Ice Wine is produced from grapes frozen on the vine. In Canada, the temperature must reach minus 8ºC and stay there for close to 36 hours to ensure a complete freeze. The sugars and other dissolved solids do not freeze, but the water does, allowing a more concentrated grape must to be pressed from the frozen grapes, resulting in a smaller amount of more concentrated, very sweet wine.
Our Chardonnay Ice Wine was picked early in the morning (about 5 am) on January 12th, 2012 at minus 11.3 degrees. Pressed by 7:30 am, it was made from a minimum brix of 48.
Ice Wines are expensive because of the risk involved in leaving grapes on the vine for so long while waiting for the proper temperature. Rot, birds and bears take a heavy toll on the potential crop. Also, it is possible that the freeze will not happen until well into the next year. Additionally, ice wine production requires the availability of a large enough labour force to pick the whole crop within a few hours, on a moment’s notice, on the first morning that is cold enough. This results in relatively small amounts of ice wine being made world-wide, making ice wines generally quite expensive.

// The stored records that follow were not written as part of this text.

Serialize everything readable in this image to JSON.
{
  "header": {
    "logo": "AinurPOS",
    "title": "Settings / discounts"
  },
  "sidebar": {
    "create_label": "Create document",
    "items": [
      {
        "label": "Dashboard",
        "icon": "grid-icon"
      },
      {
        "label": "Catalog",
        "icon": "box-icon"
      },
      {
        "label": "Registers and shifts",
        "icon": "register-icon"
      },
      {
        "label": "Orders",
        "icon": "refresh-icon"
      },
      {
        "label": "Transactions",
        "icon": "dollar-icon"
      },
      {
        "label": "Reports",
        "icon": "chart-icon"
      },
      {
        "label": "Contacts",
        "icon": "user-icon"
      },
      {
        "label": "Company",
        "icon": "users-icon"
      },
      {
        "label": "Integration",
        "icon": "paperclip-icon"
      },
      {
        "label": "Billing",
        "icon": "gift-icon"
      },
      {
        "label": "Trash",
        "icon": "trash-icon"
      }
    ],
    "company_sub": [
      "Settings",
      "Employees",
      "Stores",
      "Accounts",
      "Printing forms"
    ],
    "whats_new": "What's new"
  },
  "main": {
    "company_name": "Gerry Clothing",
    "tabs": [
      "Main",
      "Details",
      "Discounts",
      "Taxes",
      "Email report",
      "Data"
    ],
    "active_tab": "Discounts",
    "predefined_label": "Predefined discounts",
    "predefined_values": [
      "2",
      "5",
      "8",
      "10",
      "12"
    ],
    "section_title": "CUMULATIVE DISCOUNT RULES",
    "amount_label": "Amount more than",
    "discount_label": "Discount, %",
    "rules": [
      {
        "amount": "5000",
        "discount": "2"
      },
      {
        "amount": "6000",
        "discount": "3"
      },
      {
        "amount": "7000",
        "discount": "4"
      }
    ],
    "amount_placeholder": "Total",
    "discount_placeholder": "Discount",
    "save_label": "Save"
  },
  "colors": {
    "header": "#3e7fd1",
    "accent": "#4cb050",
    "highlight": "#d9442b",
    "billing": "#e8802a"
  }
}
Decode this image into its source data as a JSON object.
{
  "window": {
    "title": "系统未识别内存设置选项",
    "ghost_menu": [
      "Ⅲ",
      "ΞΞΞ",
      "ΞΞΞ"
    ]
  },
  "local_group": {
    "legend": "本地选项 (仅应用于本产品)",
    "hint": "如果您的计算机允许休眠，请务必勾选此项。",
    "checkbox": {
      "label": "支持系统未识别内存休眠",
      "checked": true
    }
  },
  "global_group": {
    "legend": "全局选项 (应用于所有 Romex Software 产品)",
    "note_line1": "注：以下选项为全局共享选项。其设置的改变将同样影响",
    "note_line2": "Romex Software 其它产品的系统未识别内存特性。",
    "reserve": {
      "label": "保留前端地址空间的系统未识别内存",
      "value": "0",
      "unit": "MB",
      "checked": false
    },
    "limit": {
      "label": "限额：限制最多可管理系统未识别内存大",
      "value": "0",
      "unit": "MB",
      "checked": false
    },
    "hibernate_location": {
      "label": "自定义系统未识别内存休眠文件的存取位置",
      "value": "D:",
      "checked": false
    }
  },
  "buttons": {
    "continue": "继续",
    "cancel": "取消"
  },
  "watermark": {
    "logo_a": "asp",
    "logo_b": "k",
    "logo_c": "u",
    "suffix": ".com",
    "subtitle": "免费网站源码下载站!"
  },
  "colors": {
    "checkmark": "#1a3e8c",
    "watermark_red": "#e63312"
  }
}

Canada and Germany are the world’s largest producers of ice wines.